Find out more about the UK Government ESG regime here. 

How to implement an ESG strategy?

  • Ask for feedback. A lot of it. Talk to your employees, board members, customers, and potential investors about the ESG areas that are important for your business. This will help to establish which issues need focusing on first.
  • Get a feel for where you’re currently sitting. Measure your standard practices, policies, and ESG performance so that you can keep referring back to it as you progress.
  • Highlight your targets, but keep them realistic. You can use this to hold yourself accountable and set a timeline for when you want to achieve ‘X’ results.
  • Build out your roadmap. Get the wheels spinning on your sustainability journey by scoping out your deployment strategy and define how you plan to hit each objective.
  • Collect, review, and report your ESG data. Once you’ve given the plan time to take effect, you’ll need to analyse the data and annually report the results back to stakeholders.
  • Reassess and refine as required. As the ESG requirements are constantly developing, it’s important to keep up with updates as and when they arise.

How can electric vehicles supercharge your ESG strategy?

Reducing carbon emissions by harnessing the power of 100% green energy is one most crucial drivers in helping your business achieve its ESG goals.
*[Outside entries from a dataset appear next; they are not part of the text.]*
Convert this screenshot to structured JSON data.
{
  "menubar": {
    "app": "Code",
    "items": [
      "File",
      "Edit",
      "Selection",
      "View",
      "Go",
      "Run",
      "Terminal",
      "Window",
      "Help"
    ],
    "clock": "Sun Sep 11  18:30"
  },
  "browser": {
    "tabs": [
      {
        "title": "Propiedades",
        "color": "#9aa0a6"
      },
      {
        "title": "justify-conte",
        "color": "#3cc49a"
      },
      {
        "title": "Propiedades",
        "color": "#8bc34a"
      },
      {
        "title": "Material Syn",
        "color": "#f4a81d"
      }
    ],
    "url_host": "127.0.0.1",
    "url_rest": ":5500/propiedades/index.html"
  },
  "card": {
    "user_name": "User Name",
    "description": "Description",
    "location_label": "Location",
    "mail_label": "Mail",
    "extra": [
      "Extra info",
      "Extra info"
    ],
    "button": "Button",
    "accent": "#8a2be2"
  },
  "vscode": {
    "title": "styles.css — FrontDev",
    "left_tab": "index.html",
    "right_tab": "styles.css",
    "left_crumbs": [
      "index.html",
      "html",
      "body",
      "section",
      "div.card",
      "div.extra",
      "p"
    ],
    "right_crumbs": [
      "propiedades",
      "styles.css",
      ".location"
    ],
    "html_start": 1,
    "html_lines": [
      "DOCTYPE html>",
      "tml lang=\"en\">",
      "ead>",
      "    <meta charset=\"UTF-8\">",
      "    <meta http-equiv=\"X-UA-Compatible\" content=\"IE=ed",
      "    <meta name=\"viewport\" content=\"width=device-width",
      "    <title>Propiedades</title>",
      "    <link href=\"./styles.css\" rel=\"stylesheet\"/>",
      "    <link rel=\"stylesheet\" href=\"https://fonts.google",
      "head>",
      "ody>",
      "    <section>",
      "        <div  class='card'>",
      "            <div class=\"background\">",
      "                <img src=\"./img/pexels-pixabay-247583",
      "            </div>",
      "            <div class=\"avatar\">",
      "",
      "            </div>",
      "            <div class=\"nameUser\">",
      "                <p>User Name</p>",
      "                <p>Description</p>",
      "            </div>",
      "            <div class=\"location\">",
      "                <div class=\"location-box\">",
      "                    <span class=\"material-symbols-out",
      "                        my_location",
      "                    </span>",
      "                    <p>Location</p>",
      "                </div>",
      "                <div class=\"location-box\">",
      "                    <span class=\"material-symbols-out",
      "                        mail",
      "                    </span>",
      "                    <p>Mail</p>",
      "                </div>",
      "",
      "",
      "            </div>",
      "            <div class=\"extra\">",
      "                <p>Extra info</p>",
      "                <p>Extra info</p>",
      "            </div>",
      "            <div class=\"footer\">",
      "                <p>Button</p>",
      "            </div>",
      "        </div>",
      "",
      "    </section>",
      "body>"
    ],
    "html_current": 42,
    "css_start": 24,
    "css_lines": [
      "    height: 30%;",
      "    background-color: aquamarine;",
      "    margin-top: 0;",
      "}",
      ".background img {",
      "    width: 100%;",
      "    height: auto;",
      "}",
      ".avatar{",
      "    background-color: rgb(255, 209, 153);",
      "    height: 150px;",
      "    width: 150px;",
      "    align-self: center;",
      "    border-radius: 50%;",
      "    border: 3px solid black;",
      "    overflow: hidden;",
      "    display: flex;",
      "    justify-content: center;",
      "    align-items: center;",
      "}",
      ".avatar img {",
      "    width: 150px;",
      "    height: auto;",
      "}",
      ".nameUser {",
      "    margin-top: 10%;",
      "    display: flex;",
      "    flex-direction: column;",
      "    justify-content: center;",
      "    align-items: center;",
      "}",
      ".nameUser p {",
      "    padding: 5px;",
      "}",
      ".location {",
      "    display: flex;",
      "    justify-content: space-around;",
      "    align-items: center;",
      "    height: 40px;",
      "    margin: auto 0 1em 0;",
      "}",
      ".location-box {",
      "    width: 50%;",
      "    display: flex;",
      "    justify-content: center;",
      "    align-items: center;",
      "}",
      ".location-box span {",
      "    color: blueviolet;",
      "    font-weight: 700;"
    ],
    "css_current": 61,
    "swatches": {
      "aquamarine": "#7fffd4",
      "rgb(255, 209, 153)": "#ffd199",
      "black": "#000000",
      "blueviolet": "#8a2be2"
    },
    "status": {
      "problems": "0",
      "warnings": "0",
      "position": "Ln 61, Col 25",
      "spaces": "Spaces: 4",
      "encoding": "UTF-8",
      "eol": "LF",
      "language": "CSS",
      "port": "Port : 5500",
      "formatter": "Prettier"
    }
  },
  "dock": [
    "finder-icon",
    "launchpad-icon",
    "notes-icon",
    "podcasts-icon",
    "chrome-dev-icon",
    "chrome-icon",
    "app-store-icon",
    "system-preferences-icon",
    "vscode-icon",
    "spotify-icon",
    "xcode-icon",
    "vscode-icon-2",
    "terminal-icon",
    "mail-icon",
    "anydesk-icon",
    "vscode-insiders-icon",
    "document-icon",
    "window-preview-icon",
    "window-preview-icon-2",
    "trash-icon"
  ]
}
That’s where electric vehicles (EVs) come in.


Thousands of global companies have already realised the benefits of electrifying their fleets, raising their ESG profile and catching the watchful eyes of investors. And with the petrol and diesel ban on the sale of new cars set to take place as soon as 2035, the EV revolution is only going to continue to expand.

Supercharging your business’ ESG strategy is as simple as making the switch. Along with cutting your carbon footprint and enabling your business to run on the greenest energy available, you can also give your employees the benefits they really want. It’s a no-brainer.

Head over here to find out more about the benefits of EV business contract hire. 

Ready to join the EV revolution?

Here at DriveElectric, we’ve spent the last 15 years supporting UK businesses in achieving their sustainability targets. Get in touch today and our team of friendly experts will be here to get you on the road to net zero, fast.